Wednesday, May 02, 2018

A Hawk-Eye View of Your Farms


It's a useful thing to have an aerial map of the farms you work, especially when talking with a farmer about his property or adjoining fields.

Simply go to Google Maps and enter your farm's zip code to get the approximate location and zoom in and out from there.

You can save the shot by right-clicking and you can print them out as well.

Enter any address, and you can see it from the air, and zoom in with some detail.

I use a very low-cost iPhone app called "Pinbox" to drop a pin on settes and other features, which helps locate dens quickly and illuminates underground geology.  I have also used the app to help me figure my way out of the woods and fields if I get lost (some of the farms I hunt are quite big). 

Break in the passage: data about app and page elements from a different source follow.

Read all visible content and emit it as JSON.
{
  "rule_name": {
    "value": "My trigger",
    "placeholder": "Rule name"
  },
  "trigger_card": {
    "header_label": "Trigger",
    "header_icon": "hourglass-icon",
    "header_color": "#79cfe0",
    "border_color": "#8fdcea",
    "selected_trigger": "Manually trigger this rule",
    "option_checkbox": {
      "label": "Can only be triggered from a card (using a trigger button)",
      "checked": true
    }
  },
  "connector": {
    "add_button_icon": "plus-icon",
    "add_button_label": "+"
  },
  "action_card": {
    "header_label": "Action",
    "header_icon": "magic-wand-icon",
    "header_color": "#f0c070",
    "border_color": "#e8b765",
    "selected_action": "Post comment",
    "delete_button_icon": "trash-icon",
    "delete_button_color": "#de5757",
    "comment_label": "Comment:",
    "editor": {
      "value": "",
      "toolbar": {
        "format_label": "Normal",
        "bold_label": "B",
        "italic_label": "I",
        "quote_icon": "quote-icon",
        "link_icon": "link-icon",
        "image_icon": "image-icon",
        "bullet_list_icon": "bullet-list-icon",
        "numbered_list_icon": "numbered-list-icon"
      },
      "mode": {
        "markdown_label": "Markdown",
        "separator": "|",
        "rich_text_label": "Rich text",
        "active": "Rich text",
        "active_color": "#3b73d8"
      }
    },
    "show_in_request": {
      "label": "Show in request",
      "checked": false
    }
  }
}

Knowing where water and woods are in relation to field crops, roads, and outbuildings can also give you an idea of where fox and racoon may be bunkered up.

I keep my permissions and aerial maps together, taped up underneath the lid of my veterinary box which is always in the car when I hunt the dogs.

1 comment:

TEC said...

Cellular phone apps have come a long way. I recently installed one similar to your Pinbox, but for Android phones. Its GPS/mapping features have changed my life in the field. Has overlays for public and private land, that provide tax names/addresses to begin a permission search. You can view map in topo or satellite form. Has waypoint pins you can place in advance, or as you move about field. Can ask it to trace your path as you hike. It works as one account on various devices, such that a friend at home can follow progress on a tablet or laptop; for me an excellent safety feature. Since I am often out of cellular coverage, this app allows you to download in advance a 10 x 10 square mile area to you phone, so that it is viewable regardless of signal strength. The basic app itself and good overlay selection costs less than tank of gas per year. Go to a sportsman show, and get big discount for first year. App known as "onX" maps. Uninformative name, yet big results. I have no business/monetary connection with company. My dog and I hike basalt bedrock scabland in search of massive granitic boulders. Little like searching/studying Zebra in the Rocky Mountains, except I find the boulders :-D. I think Terrierman would agree: Don't buy expensive dedicated GPS device when cell phone apps will do the job -- TEC